The book comes out in November, but already reviewers are praising Needle in the Bone. Here are some early reviews:

Needle in the Bone is the powerful tale of two young men’s courage, heroism, heartbreak, and survival during and after the Second World War. Both Poles, one man survived six concentration camps and three death marches, while the other was a Resistance fighter who, at age sixteen, commanded his own underground army of 100 men. Lovingly conceived, exhaustively researched, and beautifully written, this book is a magnificent achievement that not only provides important insights into the Holocaust and the Resistance, but also documents the indomitable will of two extraordinary men. — William Tuttle, author of “Daddy’s Gone to War”: The Second World War in the Lives of America’s Children,  and other books

Rich in factual detail and personal revelations, Needle in Bone is an intimate portrait of two friends who witnessed unimaginable atrocities during the Holocaust, and, in later years, grabbed a good share of happiness.

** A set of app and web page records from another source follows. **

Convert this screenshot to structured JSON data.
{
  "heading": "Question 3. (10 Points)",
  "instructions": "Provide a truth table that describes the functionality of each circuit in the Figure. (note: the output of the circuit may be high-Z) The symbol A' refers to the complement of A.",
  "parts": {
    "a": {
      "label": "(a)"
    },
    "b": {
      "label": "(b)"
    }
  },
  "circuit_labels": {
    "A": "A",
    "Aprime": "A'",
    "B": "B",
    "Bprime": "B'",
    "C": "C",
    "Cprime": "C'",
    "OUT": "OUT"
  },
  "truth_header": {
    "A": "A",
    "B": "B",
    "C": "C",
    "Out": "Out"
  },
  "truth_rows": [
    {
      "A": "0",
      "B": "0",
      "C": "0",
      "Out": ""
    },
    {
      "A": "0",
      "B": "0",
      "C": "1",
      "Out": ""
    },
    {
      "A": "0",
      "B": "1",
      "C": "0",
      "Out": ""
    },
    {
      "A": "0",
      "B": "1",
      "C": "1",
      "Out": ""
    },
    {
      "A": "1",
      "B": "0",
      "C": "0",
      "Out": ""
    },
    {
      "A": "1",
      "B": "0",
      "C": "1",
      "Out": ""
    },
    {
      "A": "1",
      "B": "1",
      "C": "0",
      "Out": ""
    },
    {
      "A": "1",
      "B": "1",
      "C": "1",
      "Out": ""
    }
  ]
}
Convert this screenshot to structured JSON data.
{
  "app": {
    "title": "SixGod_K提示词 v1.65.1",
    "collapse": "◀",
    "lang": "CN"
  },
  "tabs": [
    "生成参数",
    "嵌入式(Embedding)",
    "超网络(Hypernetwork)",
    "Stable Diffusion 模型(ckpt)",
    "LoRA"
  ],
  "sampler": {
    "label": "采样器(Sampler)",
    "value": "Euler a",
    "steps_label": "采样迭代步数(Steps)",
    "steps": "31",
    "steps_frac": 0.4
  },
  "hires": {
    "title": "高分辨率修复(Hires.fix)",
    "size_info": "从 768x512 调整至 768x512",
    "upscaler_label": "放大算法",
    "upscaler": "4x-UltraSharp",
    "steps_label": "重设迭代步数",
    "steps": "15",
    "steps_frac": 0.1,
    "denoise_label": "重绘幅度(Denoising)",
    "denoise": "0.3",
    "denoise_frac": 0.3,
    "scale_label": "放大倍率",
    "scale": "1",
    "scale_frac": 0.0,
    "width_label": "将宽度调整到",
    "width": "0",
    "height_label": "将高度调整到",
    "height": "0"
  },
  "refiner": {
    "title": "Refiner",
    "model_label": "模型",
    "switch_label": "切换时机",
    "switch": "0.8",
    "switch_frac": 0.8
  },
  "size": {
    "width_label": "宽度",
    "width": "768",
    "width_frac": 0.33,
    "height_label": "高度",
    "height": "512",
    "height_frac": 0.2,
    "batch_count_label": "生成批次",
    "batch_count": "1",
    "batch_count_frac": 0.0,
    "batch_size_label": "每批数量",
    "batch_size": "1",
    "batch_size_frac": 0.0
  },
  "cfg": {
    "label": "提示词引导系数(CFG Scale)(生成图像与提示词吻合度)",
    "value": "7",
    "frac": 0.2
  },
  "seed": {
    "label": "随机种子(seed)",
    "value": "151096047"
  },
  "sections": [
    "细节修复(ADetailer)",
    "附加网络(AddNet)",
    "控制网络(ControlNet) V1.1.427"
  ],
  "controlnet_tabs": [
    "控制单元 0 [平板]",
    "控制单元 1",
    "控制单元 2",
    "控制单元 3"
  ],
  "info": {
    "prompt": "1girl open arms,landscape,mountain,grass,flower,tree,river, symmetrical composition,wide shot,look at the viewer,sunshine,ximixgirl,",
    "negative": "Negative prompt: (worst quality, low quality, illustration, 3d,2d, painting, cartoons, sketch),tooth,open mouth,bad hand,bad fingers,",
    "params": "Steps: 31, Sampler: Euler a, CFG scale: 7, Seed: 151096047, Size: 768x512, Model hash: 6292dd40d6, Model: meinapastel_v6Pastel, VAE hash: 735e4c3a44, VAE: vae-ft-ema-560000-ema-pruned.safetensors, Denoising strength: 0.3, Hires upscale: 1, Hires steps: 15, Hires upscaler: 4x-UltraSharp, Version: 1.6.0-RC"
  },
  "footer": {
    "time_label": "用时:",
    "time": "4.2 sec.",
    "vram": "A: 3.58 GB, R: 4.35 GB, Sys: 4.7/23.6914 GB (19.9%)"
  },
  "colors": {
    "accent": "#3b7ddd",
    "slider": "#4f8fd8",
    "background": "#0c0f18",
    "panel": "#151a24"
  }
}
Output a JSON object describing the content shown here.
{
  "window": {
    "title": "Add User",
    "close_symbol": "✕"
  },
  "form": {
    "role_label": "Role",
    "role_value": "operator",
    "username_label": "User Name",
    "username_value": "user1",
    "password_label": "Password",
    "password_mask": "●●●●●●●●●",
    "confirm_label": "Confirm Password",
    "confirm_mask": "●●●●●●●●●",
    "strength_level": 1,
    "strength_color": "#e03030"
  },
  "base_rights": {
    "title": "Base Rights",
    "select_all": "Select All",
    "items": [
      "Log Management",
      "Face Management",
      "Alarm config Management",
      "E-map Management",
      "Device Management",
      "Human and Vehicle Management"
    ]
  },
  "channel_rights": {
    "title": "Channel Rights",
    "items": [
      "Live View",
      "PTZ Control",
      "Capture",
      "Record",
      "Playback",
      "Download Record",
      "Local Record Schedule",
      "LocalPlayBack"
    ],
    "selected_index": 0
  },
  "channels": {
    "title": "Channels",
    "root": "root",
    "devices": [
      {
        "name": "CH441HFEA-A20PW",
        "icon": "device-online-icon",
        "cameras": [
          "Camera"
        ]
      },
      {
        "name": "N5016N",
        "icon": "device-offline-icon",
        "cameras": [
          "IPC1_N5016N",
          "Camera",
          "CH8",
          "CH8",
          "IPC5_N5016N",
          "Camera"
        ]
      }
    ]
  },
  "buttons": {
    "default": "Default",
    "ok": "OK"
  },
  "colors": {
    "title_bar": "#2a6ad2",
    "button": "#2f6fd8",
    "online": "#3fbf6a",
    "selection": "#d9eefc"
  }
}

The author, a loving friend of both men and their wives, holds the reader spellbound as she  elicits their indelible, horrific, and hope-inspiring stories. Caryn Mirriam-Goldberg’s authentic emotional presence and self-disclosure ends up being a huge gift to her readers, and the book is a valuable, highly personal, contribution  to the literature on Holocaust history.  –Harriet Lerner, PhD., author of The New York Times bestseller, The Dance of Anger, and Marriage Rules

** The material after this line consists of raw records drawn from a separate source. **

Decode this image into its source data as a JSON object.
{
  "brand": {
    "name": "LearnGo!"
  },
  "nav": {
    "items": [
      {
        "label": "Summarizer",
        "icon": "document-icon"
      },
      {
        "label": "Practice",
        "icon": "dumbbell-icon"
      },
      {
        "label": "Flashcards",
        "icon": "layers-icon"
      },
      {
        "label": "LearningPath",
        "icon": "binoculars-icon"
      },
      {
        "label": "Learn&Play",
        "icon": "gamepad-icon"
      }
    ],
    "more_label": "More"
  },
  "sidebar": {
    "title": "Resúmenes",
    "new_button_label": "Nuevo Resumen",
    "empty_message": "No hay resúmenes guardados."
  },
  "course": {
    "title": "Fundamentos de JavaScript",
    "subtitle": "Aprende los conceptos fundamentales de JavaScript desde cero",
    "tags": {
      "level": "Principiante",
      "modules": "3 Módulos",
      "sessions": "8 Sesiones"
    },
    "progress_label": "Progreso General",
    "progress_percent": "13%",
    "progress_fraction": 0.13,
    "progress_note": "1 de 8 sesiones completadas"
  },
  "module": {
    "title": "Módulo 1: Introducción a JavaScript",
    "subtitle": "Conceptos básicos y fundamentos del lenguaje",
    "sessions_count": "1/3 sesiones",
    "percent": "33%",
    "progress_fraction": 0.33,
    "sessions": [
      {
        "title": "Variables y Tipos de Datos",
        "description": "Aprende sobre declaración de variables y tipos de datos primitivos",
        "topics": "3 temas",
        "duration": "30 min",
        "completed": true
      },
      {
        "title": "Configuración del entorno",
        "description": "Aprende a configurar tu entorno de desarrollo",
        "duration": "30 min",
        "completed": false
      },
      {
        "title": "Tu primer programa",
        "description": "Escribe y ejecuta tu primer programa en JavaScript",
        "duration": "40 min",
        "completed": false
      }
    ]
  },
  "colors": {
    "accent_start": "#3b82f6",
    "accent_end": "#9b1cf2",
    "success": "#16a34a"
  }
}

Needle in the Bone is a compelling, story of two Poles—a Jewish resister who survived the Warsaw Ghetto, Auschwitz, and other Nazi atrocities, and an Underground fighter who fought and survived the Nazi regime.Author Caryn Mirriam-Goldberg weaves in her own story as a Jewish American, adding valuable context and insights into the lives and experiences of Lou Frydman and Jarek Piekalkiewicz. Mirriam-Goldberg, a skilled interviewer, draws out their life stories, and that of their wives, Jane Frydman and Maura Piekalkiewicz. The two couples paths cross on a Fulbright in Poland, and they return to Kansas, becoming close friends and entwining their lives.In the hands of the author, we come to know the Frydmans and Piekalkiewiczs, and to better understand America and ourselves as Mirriam-Goldberg reflects on their lives, her own life, and the America in which the two couples live.It is a very American story of survival, new beginnings, hope and laughter in the face of horror, and faith in human goodness. You can’t resist liking and caring about Lou and Jane, Jarek and Maura, and Caryn Miriam-Goldberg.

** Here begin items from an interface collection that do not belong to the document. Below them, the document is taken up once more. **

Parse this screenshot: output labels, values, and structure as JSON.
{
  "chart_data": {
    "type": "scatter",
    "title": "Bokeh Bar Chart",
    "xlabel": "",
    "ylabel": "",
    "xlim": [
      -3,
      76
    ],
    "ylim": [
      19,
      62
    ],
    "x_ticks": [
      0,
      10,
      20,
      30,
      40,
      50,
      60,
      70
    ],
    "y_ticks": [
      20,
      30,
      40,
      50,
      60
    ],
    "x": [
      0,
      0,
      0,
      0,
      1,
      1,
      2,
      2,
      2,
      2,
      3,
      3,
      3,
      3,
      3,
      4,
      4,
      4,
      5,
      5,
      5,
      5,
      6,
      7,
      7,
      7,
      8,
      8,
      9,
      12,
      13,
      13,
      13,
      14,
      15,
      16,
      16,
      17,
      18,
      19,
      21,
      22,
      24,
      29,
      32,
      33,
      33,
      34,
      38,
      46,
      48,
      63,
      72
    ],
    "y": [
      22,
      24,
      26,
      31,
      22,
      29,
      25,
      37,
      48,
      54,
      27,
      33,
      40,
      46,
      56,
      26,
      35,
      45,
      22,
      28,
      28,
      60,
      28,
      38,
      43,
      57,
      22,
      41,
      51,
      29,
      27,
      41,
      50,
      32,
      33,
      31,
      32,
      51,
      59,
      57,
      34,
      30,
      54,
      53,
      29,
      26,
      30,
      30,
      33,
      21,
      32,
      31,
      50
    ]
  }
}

— David Katzman, Professor Emeritus of American Studies, University of Kansas

With a poet’s eye for beauty among the ruins, Caryn Miriam-Goldberg has crafted a contemporary tale of two different men with a history of woe in common.  A welcome addition to literature about the Holocaust, and a reminder that good sometimes does survive and prosper.

~ Leonard Zeskind, author of Blood and Politics: The History of the White Nationalist Movement from the Margins to the Mainstream.